=== GIVEN RECORDS ===

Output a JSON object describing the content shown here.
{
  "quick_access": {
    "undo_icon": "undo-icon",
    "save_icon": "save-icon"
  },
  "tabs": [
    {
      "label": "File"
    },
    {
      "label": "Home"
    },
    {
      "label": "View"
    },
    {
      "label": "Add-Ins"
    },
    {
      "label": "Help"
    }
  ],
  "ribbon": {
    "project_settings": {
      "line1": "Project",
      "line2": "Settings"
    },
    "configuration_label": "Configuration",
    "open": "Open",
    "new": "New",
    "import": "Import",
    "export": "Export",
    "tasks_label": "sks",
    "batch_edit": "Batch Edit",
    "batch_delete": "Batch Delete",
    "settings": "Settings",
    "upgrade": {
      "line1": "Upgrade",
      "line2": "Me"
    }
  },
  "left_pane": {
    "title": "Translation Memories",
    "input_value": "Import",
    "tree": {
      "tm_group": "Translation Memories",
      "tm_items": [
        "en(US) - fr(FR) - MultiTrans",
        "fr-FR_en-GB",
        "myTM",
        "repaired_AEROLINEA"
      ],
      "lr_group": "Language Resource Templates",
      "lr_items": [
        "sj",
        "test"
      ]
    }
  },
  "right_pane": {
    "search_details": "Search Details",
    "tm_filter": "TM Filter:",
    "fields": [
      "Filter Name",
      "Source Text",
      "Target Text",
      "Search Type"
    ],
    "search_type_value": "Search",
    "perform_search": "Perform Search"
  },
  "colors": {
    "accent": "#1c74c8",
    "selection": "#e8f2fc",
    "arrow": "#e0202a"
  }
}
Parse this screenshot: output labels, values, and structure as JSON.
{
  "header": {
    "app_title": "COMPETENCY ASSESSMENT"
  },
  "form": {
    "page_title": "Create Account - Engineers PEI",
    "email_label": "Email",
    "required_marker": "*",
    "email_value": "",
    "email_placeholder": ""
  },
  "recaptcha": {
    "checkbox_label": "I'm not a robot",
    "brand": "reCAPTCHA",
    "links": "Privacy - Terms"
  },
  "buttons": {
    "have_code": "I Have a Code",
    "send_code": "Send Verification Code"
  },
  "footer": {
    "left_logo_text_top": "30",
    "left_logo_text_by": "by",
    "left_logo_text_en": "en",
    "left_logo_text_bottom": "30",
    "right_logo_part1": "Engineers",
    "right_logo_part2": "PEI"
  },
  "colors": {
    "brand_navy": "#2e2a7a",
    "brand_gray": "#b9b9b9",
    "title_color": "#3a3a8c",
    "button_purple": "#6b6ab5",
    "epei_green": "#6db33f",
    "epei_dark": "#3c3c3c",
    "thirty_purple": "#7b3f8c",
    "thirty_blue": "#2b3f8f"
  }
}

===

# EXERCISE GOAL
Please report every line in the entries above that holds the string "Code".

# RESPONSE TO THE TASK
    "have_code": "I Have a Code",
    "send_code": "Send Verification Code"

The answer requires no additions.